Uncharted 3: Drake’s Deception Review

Nathan Fillion, Sorry, Nathan Drake is back in Uncharted 3: Drake’s Deception. Already the game has been getting rave reviews, heralded as the best of the series so far and coming along with greater graphics, greater game play, a greater story, greater acting and so on.

This time round Drake is back to his Sir Francis Drake obsession and we pick up already into the action as he is off to discover the “Atlantis of the Sands.” We get a nice glimpse into how Drake broke into this kind of life as a child – and we follow him, Sully and the gang as they trek across the globe to find what they are looking for.

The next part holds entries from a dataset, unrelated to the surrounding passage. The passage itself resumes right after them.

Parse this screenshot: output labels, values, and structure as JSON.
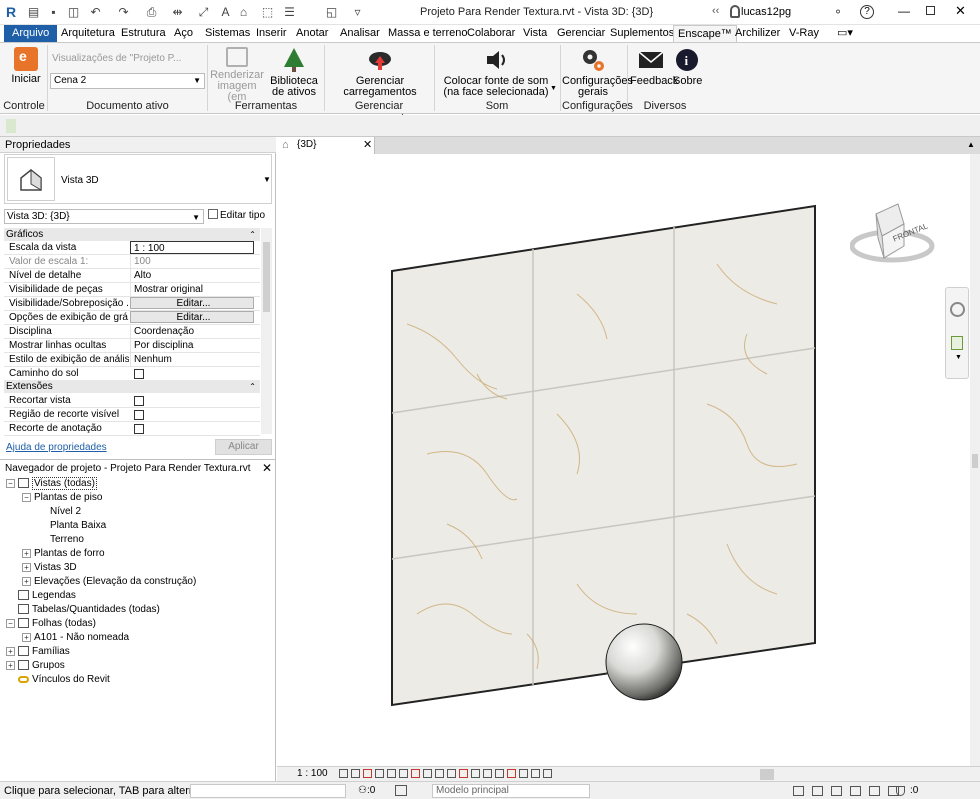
{
  "app": {
    "logo": "R",
    "doc_title": "Projeto Para Render Textura.rvt - Vista 3D: {3D}",
    "user": "lucas12pg"
  },
  "quick_access": [
    "open-icon",
    "save-icon",
    "sync-icon",
    "undo-icon",
    "redo-icon",
    "print-icon",
    "measure-icon",
    "dimension-icon",
    "text-icon",
    "3d-view-icon",
    "section-icon",
    "thin-lines-icon",
    "close-windows-icon",
    "switch-windows-icon"
  ],
  "tabs": [
    "Arquivo",
    "Arquitetura",
    "Estrutura",
    "Aço",
    "Sistemas",
    "Inserir",
    "Anotar",
    "Analisar",
    "Massa e terreno",
    "Colaborar",
    "Vista",
    "Gerenciar",
    "Suplementos",
    "Enscape™",
    "Archilizer",
    "V-Ray"
  ],
  "ribbon": {
    "iniciar": "Iniciar",
    "views_placeholder": "Visualizações de \"Projeto P...",
    "scene_value": "Cena 2",
    "render": "Renderizar imagem (em",
    "library": "Biblioteca de ativos",
    "manage_uploads": "Gerenciar carregamentos",
    "sound": "Colocar fonte de som (na face selecionada)",
    "settings": "Configurações gerais",
    "feedback": "Feedback",
    "about": "Sobre",
    "panels": [
      "Controle",
      "Documento ativo",
      "Ferramentas",
      "Gerenciar carregamentos",
      "Som",
      "Configurações",
      "Diversos"
    ]
  },
  "properties": {
    "title": "Propriedades",
    "type_name": "Vista 3D",
    "selector": "Vista 3D: {3D}",
    "edit_type": "Editar tipo",
    "group_graphics": "Gráficos",
    "rows": [
      {
        "k": "Escala da vista",
        "v": "1 : 100"
      },
      {
        "k": "Valor de escala    1:",
        "v": "100"
      },
      {
        "k": "Nível de detalhe",
        "v": "Alto"
      },
      {
        "k": "Visibilidade de peças",
        "v": "Mostrar original"
      },
      {
        "k": "Visibilidade/Sobreposição ...",
        "v": "Editar..."
      },
      {
        "k": "Opções de exibição de grá...",
        "v": "Editar..."
      },
      {
        "k": "Disciplina",
        "v": "Coordenação"
      },
      {
        "k": "Mostrar linhas ocultas",
        "v": "Por disciplina"
      },
      {
        "k": "Estilo de exibição de anális...",
        "v": "Nenhum"
      },
      {
        "k": "Caminho do sol",
        "v": ""
      }
    ],
    "group_extents": "Extensões",
    "rows2": [
      {
        "k": "Recortar vista"
      },
      {
        "k": "Região de recorte visível"
      },
      {
        "k": "Recorte de anotação"
      }
    ],
    "help": "Ajuda de propriedades",
    "apply": "Aplicar"
  },
  "browser": {
    "title": "Navegador de projeto - Projeto Para Render Textura.rvt",
    "items": [
      {
        "label": "Vistas (todas)",
        "exp": "−",
        "icon": "views-icon"
      },
      {
        "label": "Plantas de piso",
        "exp": "−",
        "icon": ""
      },
      {
        "label": "Nível 2",
        "exp": "",
        "icon": ""
      },
      {
        "label": "Planta Baixa",
        "exp": "",
        "icon": ""
      },
      {
        "label": "Terreno",
        "exp": "",
        "icon": ""
      },
      {
        "label": "Plantas de forro",
        "exp": "+",
        "icon": ""
      },
      {
        "label": "Vistas 3D",
        "exp": "+",
        "icon": ""
      },
      {
        "label": "Elevações (Elevação da construção)",
        "exp": "+",
        "icon": ""
      },
      {
        "label": "Legendas",
        "exp": "",
        "icon": "legend-icon"
      },
      {
        "label": "Tabelas/Quantidades (todas)",
        "exp": "",
        "icon": "schedule-icon"
      },
      {
        "label": "Folhas (todas)",
        "exp": "−",
        "icon": "sheet-icon"
      },
      {
        "label": "A101 - Não nomeada",
        "exp": "+",
        "icon": ""
      },
      {
        "label": "Famílias",
        "exp": "+",
        "icon": "family-icon"
      },
      {
        "label": "Grupos",
        "exp": "+",
        "icon": "group-icon"
      },
      {
        "label": "Vínculos do Revit",
        "exp": "",
        "icon": "link-icon"
      }
    ]
  },
  "view": {
    "tab": "{3D}",
    "cube": "FRONTAL",
    "scale": "1 : 100"
  },
  "status": {
    "hint": "Clique para selecionar, TAB para alternat",
    "zero1": ":0",
    "model": "Modelo principal",
    "zero2": ":0"
  },
  "colors": {
    "file_tab": "#1f5fa8",
    "tile": "#ecebe5",
    "grout": "#c8c6bf",
    "vein": "#c9a56a"
  }
}
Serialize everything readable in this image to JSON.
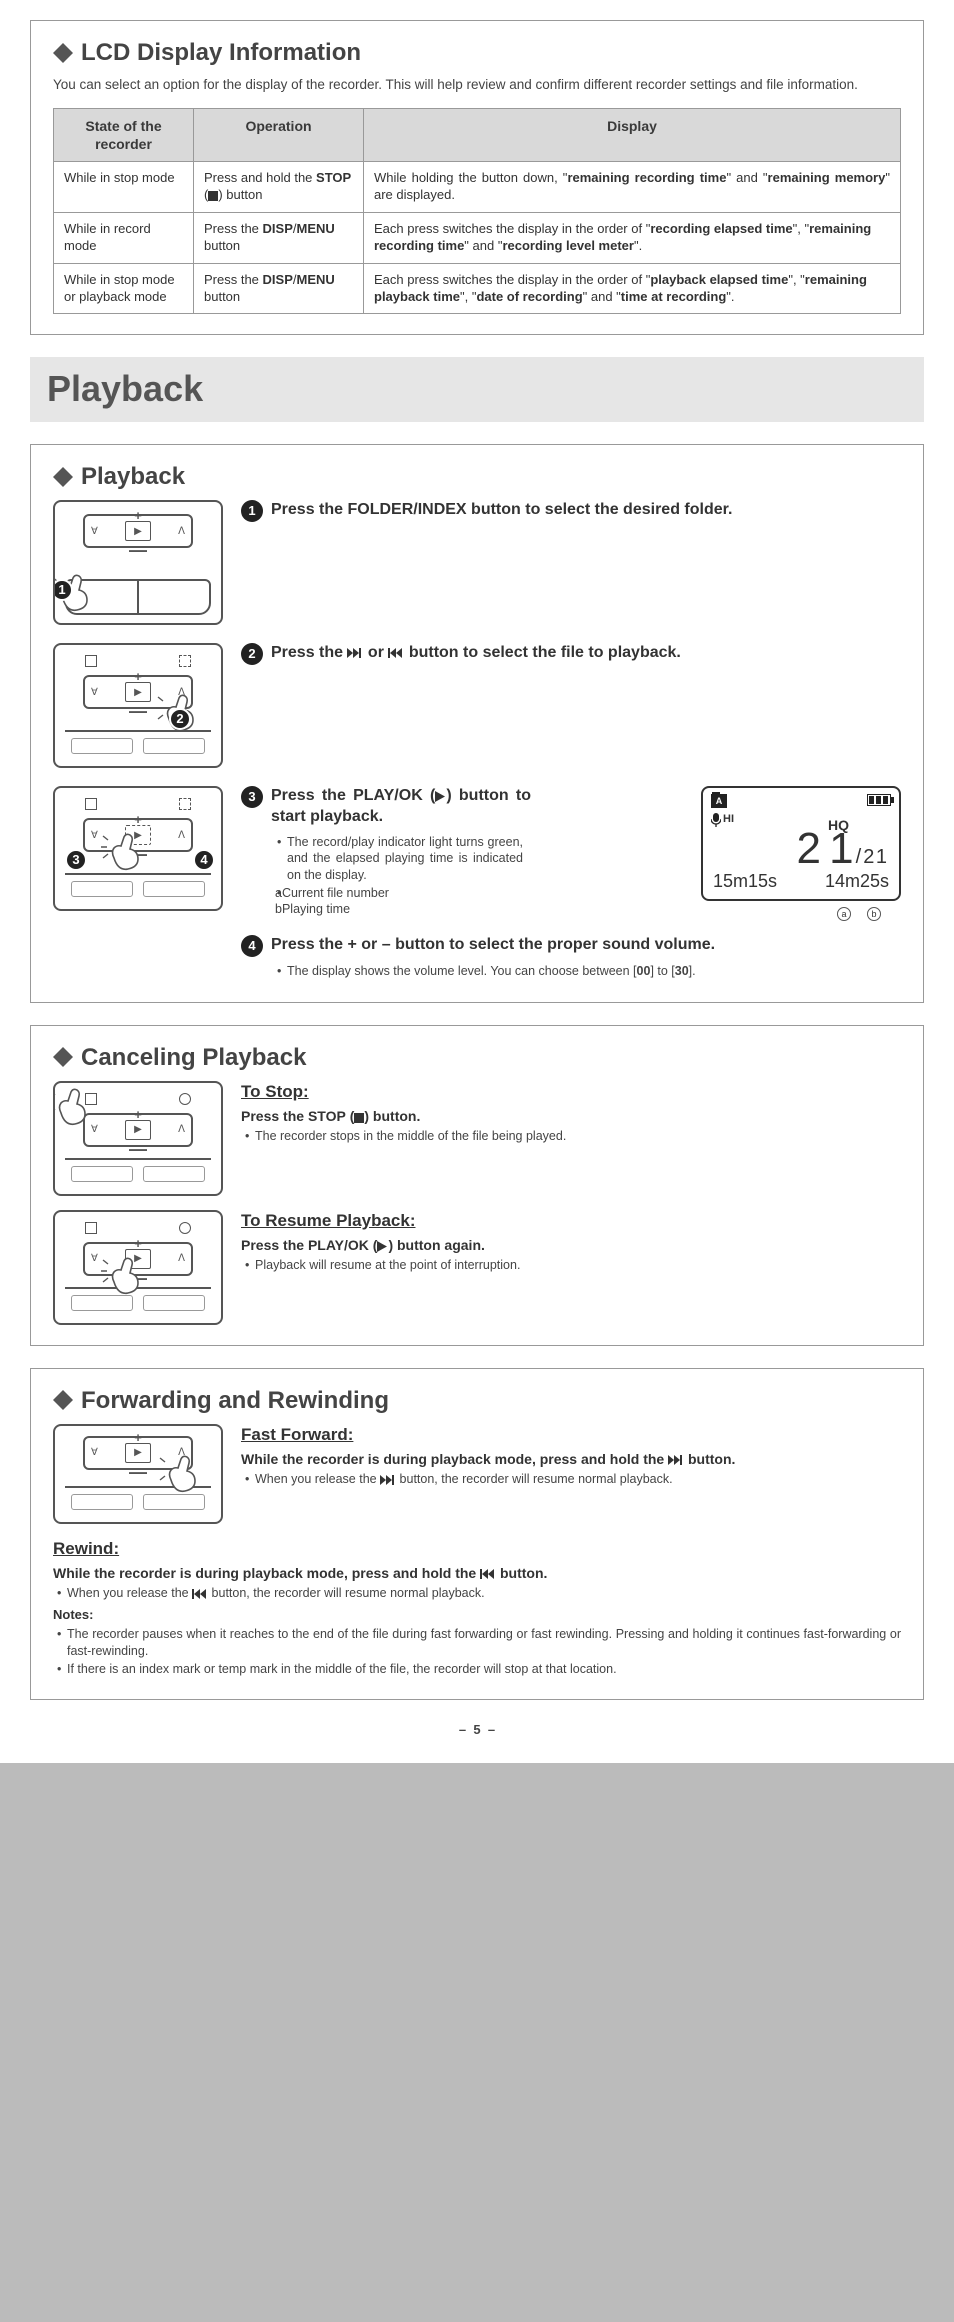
{
  "lcd_section": {
    "title": "LCD Display Information",
    "intro": "You can select an option for the display of the recorder. This will help review and confirm different recorder settings and file information.",
    "headers": [
      "State of the recorder",
      "Operation",
      "Display"
    ],
    "rows": [
      {
        "state": "While in stop mode",
        "op_pre": "Press and hold the ",
        "op_bold": "STOP",
        "op_paren": " (",
        "op_post": ") button",
        "disp_pre": "While holding the button down, \"",
        "disp_b1": "remaining recording time",
        "disp_mid1": "\" and \"",
        "disp_b2": "remaining memory",
        "disp_post": "\" are displayed."
      },
      {
        "state": "While in record mode",
        "op_pre": "Press the ",
        "op_bold": "DISP",
        "op_slash": "/",
        "op_bold2": "MENU",
        "op_post": " button",
        "disp_pre": "Each press switches the display in the order of \"",
        "disp_b1": "recording elapsed time",
        "disp_mid1": "\", \"",
        "disp_b2": "remaining recording time",
        "disp_mid2": "\" and \"",
        "disp_b3": "recording level meter",
        "disp_post": "\"."
      },
      {
        "state": "While in stop mode or playback mode",
        "op_pre": "Press the ",
        "op_bold": "DISP",
        "op_slash": "/",
        "op_bold2": "MENU",
        "op_post": " button",
        "disp_pre": "Each press switches the display in the order of \"",
        "disp_b1": "playback elapsed time",
        "disp_mid1": "\", \"",
        "disp_b2": "remaining playback time",
        "disp_mid2": "\", \"",
        "disp_b3": "date of recording",
        "disp_mid3": "\" and \"",
        "disp_b4": "time at recording",
        "disp_post": "\"."
      }
    ]
  },
  "playback_banner": "Playback",
  "playback_section": {
    "title": "Playback",
    "steps": [
      {
        "num": "1",
        "text_pre": "Press the ",
        "text_bold": "FOLDER/INDEX",
        "text_post": " button to select the desired folder."
      },
      {
        "num": "2",
        "text_pre": "Press the ",
        "text_mid": " or ",
        "text_post": " button to select the file to playback."
      },
      {
        "num": "3",
        "text_pre": "Press the ",
        "text_bold": "PLAY/OK",
        "text_paren_open": " (",
        "text_paren_close": ") ",
        "text_post": "button to start playback.",
        "bullets": [
          "The record/play indicator light turns green, and the elapsed playing time is indicated on the display.",
          "Current file number",
          "Playing time"
        ],
        "circ_a": "a",
        "circ_b": "b"
      },
      {
        "num": "4",
        "text_pre": "Press the ",
        "text_bold": "+",
        "text_mid": " or ",
        "text_bold2": "–",
        "text_post": "  button to select the proper sound volume.",
        "bullet_pre": "The display shows the volume level. You can choose between [",
        "bullet_b1": "00",
        "bullet_mid": "] to [",
        "bullet_b2": "30",
        "bullet_post": "]."
      }
    ],
    "lcd": {
      "folder": "A",
      "mic": "HI",
      "hq": "HQ",
      "file_cur": "2 1",
      "file_tot": "2 1",
      "time_a": "15m15s",
      "time_b": "14m25s"
    }
  },
  "cancel_section": {
    "title": "Canceling Playback",
    "stop": {
      "heading": "To Stop:",
      "action_pre": "Press the ",
      "action_bold": "STOP",
      "action_paren": " (",
      "action_post": ") button.",
      "bullet": "The recorder stops in the middle of the file being played."
    },
    "resume": {
      "heading": "To Resume Playback:",
      "action_pre": "Press the ",
      "action_bold": "PLAY/OK",
      "action_paren": " (",
      "action_post": ") button again.",
      "bullet": "Playback will resume at the point of interruption."
    }
  },
  "ff_section": {
    "title": "Forwarding and Rewinding",
    "ff": {
      "heading": "Fast Forward:",
      "action_pre": "While the recorder is during playback mode, press and hold the ",
      "action_post": " button.",
      "bullet_pre": "When you release the ",
      "bullet_post": " button, the recorder will resume normal playback."
    },
    "rw": {
      "heading": "Rewind:",
      "action_pre": "While the recorder is during playback mode, press and hold the ",
      "action_post": " button.",
      "bullet_pre": "When you release the ",
      "bullet_post": " button, the recorder will resume normal playback.",
      "notes_label": "Notes:",
      "notes": [
        "The recorder pauses when it reaches to the end of the file during fast forwarding or fast rewinding. Pressing and holding it continues fast-forwarding or fast-rewinding.",
        "If there is an index mark or temp mark in the middle of the file, the recorder will stop at that location."
      ]
    }
  },
  "page_num": "5"
}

Well. The good news is that it is the best looking of the series, the combat system has been improved and the story is a bit better. But pay close attention to the words “a bit.” Uncharted 3 is only a bit better than its predecessors. The story is the better thing here – with all main characters returning and a few nice additions to the cast. The acting though is probably on a par – but there are a few links. The Jason Statham-esque new member of the team could do with a better actor.

An issue I had with the game is the sense of déjà-vu from previous games. One darkly lit tomb or hall starts to look pretty much like ones you have seen before. The contraptions you have to puzzle over (whilst often ingenious) also come over as repetition from previous games. So I can’t quite see how this game is breaking from the mould as other critics are praising it for. To me it’s very much another solid game in the franchise that ups its game by a small percentage.

The beat is often easy to figure out – You will wander, natter, solve grand puzzles and then end up in a gun fight. The next area you travel to you will explore, talk, solve puzzles and then end up in a gun fight. And so on. And it flows like this for the first half of the game especially. Thankfully it picks up in the second half.

Make no mistake, it’s great fun, has many thrills and spills and a fabulously comedic lead character. But I won’t praise the game as one of the best ever made when the first game already set the bar for this one to climb upon. I think the greatest advances were made with the second game – which also had more exciting gun battles throughout in more varied environments. Most of the first half of this game has its gunplay resigned to old tombs, ancient buildings and undergrounds.

Also finding those hidden treasures is predictable for the large part. I managed to find most of these as I progressed with little thought to where I may have to look (so you walk to the bottom of a metal staircase, do you think there will be a hidden treasure behind the bottom flight of steps?).

The main actual complaint is probably that the crosshair aiming needs a steady hand. So if you plan on racking up the headshot count then you will have to be patient with your movements.

On the upside is the general design of the game. Ok the designers need a few fresh conceptual artist in to really make this game stand out from the pack, but the job this bunch do should still be commended.

Medals also need to be handed out to the writers of the game for delivering a tale that expands the characters greatly and keeps you on your toes. The final award has to go to the music which is truly worthy of the big screen. And with a film still in the offing (Seriously if you want this character to work on screen folks either hire the guy who did the game, or get Fillion!).

All in all it’s a fun experience, but I do question how often I may want to return to it. Arkham City on the other hand – I am still locked in on.

Steven Hurst

Share this!